3. Length: A maximum of 8 pages, including all images, text, references, tables, diagrams, etc. The text within the document should not exceed 1000 words.

4. Margins: Not specified. Students may design their own layout.

5. Font: Not specified. Students may design their own layout. However, please note that the text must appear at an appropriate, readable size when the PDF file is opened at 100%.

6. Cover page: Do not use a cover page to identify the authors.

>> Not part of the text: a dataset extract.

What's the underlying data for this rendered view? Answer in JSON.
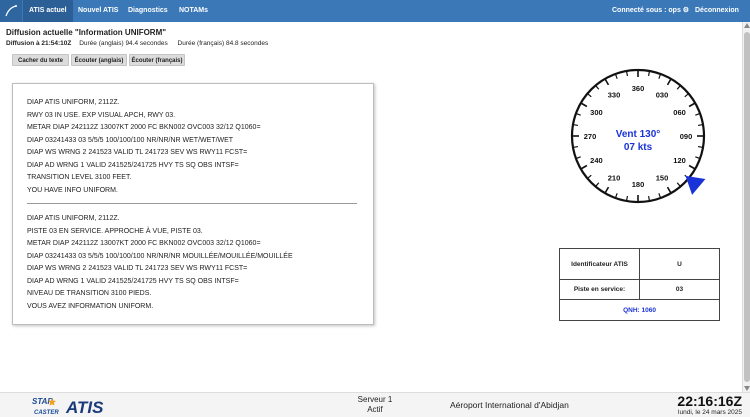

Instead, use a label on the first page with the following information: student names, university name, date, and supervisor’s name (professor, teacher, or instructor). As a reference see the label suggested on page 14 of this document.

7. Language: Text can be in English, Italian, French, Spanish, Arabic, or Persian.


Schedule

Expression of interest: As soon as possible (send an email to Faten Kikano – details below).

Online registration: From October 2018 to May 10, 2019.

Submission of projects: From April 10 to May 10, 2019.

Selection of prize winners: During the 9th i-Rec conference in Gainesville, Florida, USA.


Exhibition of projects

Students must follow all instructions in order for their work to be eligible for the competition. Accepted entries will be permanently exhibited on the competition website. The projects will be shown and discussed during the 2019 i-Rec conference.


Information

For more information about the student competition, please contact:

Faten Kikano - faten.kikano@umontreal.ca

Gonzalo Lizarralde - gonzalo.lizarralde@umontreal.ca


Fees

Student participation in the competition is free. Student participants are invited to attend the conference-workshop at the reduced registration rate.


Prizes

During the 7th i-Rec conference, a jury of experts will select three projects to be awarded prizes:

* First prize: 1500 CAD$

* Second prize: 1000 CAD$

* Third prize: 500 CAD$

 

The jury’s decision will be posted on the competition website.